## Data provided
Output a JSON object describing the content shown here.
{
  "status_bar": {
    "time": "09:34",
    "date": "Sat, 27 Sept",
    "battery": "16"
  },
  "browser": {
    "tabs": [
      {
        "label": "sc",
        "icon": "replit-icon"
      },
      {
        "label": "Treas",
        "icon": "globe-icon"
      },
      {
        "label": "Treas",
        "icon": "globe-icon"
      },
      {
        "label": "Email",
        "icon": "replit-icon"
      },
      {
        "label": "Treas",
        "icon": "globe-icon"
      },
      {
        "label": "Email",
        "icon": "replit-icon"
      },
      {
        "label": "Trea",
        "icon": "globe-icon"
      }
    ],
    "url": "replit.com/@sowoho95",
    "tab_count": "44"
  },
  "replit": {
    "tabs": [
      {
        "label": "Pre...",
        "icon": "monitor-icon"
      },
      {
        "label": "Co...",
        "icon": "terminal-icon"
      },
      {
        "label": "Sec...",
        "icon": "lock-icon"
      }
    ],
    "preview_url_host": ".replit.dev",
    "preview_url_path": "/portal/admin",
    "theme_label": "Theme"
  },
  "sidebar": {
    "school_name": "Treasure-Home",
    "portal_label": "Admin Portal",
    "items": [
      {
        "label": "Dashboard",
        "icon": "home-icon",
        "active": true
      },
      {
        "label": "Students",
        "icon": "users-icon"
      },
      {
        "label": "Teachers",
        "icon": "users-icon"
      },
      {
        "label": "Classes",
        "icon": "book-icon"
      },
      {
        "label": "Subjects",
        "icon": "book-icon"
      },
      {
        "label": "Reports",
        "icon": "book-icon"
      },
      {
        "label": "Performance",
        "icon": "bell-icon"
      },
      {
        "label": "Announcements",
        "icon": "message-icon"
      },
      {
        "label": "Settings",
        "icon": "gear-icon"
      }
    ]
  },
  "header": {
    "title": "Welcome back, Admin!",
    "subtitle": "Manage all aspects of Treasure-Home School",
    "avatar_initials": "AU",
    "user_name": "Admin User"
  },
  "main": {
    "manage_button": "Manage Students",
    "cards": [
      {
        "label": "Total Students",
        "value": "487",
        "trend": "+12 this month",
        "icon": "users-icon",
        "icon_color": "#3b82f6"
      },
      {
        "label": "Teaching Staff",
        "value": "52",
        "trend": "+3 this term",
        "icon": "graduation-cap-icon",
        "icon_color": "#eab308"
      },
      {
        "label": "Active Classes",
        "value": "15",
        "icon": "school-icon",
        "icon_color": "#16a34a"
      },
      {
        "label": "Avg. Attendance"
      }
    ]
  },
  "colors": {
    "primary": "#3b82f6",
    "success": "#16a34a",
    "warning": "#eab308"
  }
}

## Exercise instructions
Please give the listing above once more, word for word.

## Exercise solution
Output a JSON object describing the content shown here.
{
  "status_bar": {
    "time": "09:34",
    "date": "Sat, 27 Sept",
    "battery": "16"
  },
  "browser": {
    "tabs": [
      {
        "label": "sc",
        "icon": "replit-icon"
      },
      {
        "label": "Treas",
        "icon": "globe-icon"
      },
      {
        "label": "Treas",
        "icon": "globe-icon"
      },
      {
        "label": "Email",
        "icon": "replit-icon"
      },
      {
        "label": "Treas",
        "icon": "globe-icon"
      },
      {
        "label": "Email",
        "icon": "replit-icon"
      },
      {
        "label": "Trea",
        "icon": "globe-icon"
      }
    ],
    "url": "replit.com/@sowoho95",
    "tab_count": "44"
  },
  "replit": {
    "tabs": [
      {
        "label": "Pre...",
        "icon": "monitor-icon"
      },
      {
        "label": "Co...",
        "icon": "terminal-icon"
      },
      {
        "label": "Sec...",
        "icon": "lock-icon"
      }
    ],
    "preview_url_host": ".replit.dev",
    "preview_url_path": "/portal/admin",
    "theme_label": "Theme"
  },
  "sidebar": {
    "school_name": "Treasure-Home",
    "portal_label": "Admin Portal",
    "items": [
      {
        "label": "Dashboard",
        "icon": "home-icon",
        "active": true
      },
      {
        "label": "Students",
        "icon": "users-icon"
      },
      {
        "label": "Teachers",
        "icon": "users-icon"
      },
      {
        "label": "Classes",
        "icon": "book-icon"
      },
      {
        "label": "Subjects",
        "icon": "book-icon"
      },
      {
        "label": "Reports",
        "icon": "book-icon"
      },
      {
        "label": "Performance",
        "icon": "bell-icon"
      },
      {
        "label": "Announcements",
        "icon": "message-icon"
      },
      {
        "label": "Settings",
        "icon": "gear-icon"
      }
    ]
  },
  "header": {
    "title": "Welcome back, Admin!",
    "subtitle": "Manage all aspects of Treasure-Home School",
    "avatar_initials": "AU",
    "user_name": "Admin User"
  },
  "main": {
    "manage_button": "Manage Students",
    "cards": [
      {
        "label": "Total Students",
        "value": "487",
        "trend": "+12 this month",
        "icon": "users-icon",
        "icon_color": "#3b82f6"
      },
      {
        "label": "Teaching Staff",
        "value": "52",
        "trend": "+3 this term",
        "icon": "graduation-cap-icon",
        "icon_color": "#eab308"
      },
      {
        "label": "Active Classes",
        "value": "15",
        "icon": "school-icon",
        "icon_color": "#16a34a"
      },
      {
        "label": "Avg. Attendance"
      }
    ]
  },
  "colors": {
    "primary": "#3b82f6",
    "success": "#16a34a",
    "warning": "#eab308"
  }
}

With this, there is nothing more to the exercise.